__Required work__. A faithful, complete copy of the entries is the sole expected answer.

START Supplied data

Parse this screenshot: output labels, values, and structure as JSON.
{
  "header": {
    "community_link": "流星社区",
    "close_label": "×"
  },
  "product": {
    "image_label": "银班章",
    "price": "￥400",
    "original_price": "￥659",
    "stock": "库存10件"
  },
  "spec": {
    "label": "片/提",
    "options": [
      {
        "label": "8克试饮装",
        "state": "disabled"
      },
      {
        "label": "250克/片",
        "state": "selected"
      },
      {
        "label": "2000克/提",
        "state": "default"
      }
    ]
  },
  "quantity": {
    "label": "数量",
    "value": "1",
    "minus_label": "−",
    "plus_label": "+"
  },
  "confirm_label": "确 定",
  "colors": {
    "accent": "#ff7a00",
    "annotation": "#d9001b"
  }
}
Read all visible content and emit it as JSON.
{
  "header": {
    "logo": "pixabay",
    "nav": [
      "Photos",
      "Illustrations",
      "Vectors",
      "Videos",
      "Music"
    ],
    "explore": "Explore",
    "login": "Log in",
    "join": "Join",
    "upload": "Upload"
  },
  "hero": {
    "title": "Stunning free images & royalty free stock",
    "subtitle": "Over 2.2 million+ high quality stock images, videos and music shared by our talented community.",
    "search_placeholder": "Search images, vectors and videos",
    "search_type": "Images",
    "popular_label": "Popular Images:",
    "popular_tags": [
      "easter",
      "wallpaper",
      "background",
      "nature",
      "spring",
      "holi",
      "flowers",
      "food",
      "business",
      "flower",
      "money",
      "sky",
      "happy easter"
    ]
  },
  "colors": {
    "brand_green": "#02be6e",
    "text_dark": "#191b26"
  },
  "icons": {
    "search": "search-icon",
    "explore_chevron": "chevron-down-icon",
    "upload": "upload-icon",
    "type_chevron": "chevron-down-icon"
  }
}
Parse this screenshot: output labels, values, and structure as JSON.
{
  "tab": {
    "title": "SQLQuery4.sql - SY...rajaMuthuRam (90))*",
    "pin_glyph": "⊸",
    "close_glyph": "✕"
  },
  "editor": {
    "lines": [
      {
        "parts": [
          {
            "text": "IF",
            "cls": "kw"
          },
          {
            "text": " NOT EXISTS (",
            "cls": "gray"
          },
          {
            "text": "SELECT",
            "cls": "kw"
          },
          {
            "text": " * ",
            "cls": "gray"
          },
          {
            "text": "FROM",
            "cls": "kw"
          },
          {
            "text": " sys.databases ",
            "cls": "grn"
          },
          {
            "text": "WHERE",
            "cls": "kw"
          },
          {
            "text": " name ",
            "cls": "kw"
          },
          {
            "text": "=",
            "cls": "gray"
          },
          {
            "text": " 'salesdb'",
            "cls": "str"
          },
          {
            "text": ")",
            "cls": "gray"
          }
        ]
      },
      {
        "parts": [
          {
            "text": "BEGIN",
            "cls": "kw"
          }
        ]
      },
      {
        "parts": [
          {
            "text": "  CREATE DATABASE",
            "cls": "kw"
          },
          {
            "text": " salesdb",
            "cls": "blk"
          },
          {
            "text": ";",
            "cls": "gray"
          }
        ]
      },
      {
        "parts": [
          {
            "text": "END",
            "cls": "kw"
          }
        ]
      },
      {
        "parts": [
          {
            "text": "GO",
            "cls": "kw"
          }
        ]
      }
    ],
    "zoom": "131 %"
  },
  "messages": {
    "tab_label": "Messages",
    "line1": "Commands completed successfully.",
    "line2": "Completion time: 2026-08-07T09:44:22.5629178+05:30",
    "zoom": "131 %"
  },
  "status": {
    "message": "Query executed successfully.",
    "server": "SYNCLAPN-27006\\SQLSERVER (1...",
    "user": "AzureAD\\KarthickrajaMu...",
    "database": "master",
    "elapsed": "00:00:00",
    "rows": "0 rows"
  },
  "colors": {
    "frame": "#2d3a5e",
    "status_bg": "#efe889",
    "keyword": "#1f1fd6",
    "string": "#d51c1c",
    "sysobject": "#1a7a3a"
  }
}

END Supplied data

__Solved problem__.
Parse this screenshot: output labels, values, and structure as JSON.
{
  "header": {
    "community_link": "流星社区",
    "close_label": "×"
  },
  "product": {
    "image_label": "银班章",
    "price": "￥400",
    "original_price": "￥659",
    "stock": "库存10件"
  },
  "spec": {
    "label": "片/提",
    "options": [
      {
        "label": "8克试饮装",
        "state": "disabled"
      },
      {
        "label": "250克/片",
        "state": "selected"
      },
      {
        "label": "2000克/提",
        "state": "default"
      }
    ]
  },
  "quantity": {
    "label": "数量",
    "value": "1",
    "minus_label": "−",
    "plus_label": "+"
  },
  "confirm_label": "确 定",
  "colors": {
    "accent": "#ff7a00",
    "annotation": "#d9001b"
  }
}
Read all visible content and emit it as JSON.
{
  "header": {
    "logo": "pixabay",
    "nav": [
      "Photos",
      "Illustrations",
      "Vectors",
      "Videos",
      "Music"
    ],
    "explore": "Explore",
    "login": "Log in",
    "join": "Join",
    "upload": "Upload"
  },
  "hero": {
    "title": "Stunning free images & royalty free stock",
    "subtitle": "Over 2.2 million+ high quality stock images, videos and music shared by our talented community.",
    "search_placeholder": "Search images, vectors and videos",
    "search_type": "Images",
    "popular_label": "Popular Images:",
    "popular_tags": [
      "easter",
      "wallpaper",
      "background",
      "nature",
      "spring",
      "holi",
      "flowers",
      "food",
      "business",
      "flower",
      "money",
      "sky",
      "happy easter"
    ]
  },
  "colors": {
    "brand_green": "#02be6e",
    "text_dark": "#191b26"
  },
  "icons": {
    "search": "search-icon",
    "explore_chevron": "chevron-down-icon",
    "upload": "upload-icon",
    "type_chevron": "chevron-down-icon"
  }
}
Parse this screenshot: output labels, values, and structure as JSON.
{
  "tab": {
    "title": "SQLQuery4.sql - SY...rajaMuthuRam (90))*",
    "pin_glyph": "⊸",
    "close_glyph": "✕"
  },
  "editor": {
    "lines": [
      {
        "parts": [
          {
            "text": "IF",
            "cls": "kw"
          },
          {
            "text": " NOT EXISTS (",
            "cls": "gray"
          },
          {
            "text": "SELECT",
            "cls": "kw"
          },
          {
            "text": " * ",
            "cls": "gray"
          },
          {
            "text": "FROM",
            "cls": "kw"
          },
          {
            "text": " sys.databases ",
            "cls": "grn"
          },
          {
            "text": "WHERE",
            "cls": "kw"
          },
          {
            "text": " name ",
            "cls": "kw"
          },
          {
            "text": "=",
            "cls": "gray"
          },
          {
            "text": " 'salesdb'",
            "cls": "str"
          },
          {
            "text": ")",
            "cls": "gray"
          }
        ]
      },
      {
        "parts": [
          {
            "text": "BEGIN",
            "cls": "kw"
          }
        ]
      },
      {
        "parts": [
          {
            "text": "  CREATE DATABASE",
            "cls": "kw"
          },
          {
            "text": " salesdb",
            "cls": "blk"
          },
          {
            "text": ";",
            "cls": "gray"
          }
        ]
      },
      {
        "parts": [
          {
            "text": "END",
            "cls": "kw"
          }
        ]
      },
      {
        "parts": [
          {
            "text": "GO",
            "cls": "kw"
          }
        ]
      }
    ],
    "zoom": "131 %"
  },
  "messages": {
    "tab_label": "Messages",
    "line1": "Commands completed successfully.",
    "line2": "Completion time: 2026-08-07T09:44:22.5629178+05:30",
    "zoom": "131 %"
  },
  "status": {
    "message": "Query executed successfully.",
    "server": "SYNCLAPN-27006\\SQLSERVER (1...",
    "user": "AzureAD\\KarthickrajaMu...",
    "database": "master",
    "elapsed": "00:00:00",
    "rows": "0 rows"
  },
  "colors": {
    "frame": "#2d3a5e",
    "status_bg": "#efe889",
    "keyword": "#1f1fd6",
    "string": "#d51c1c",
    "sysobject": "#1a7a3a"
  }
}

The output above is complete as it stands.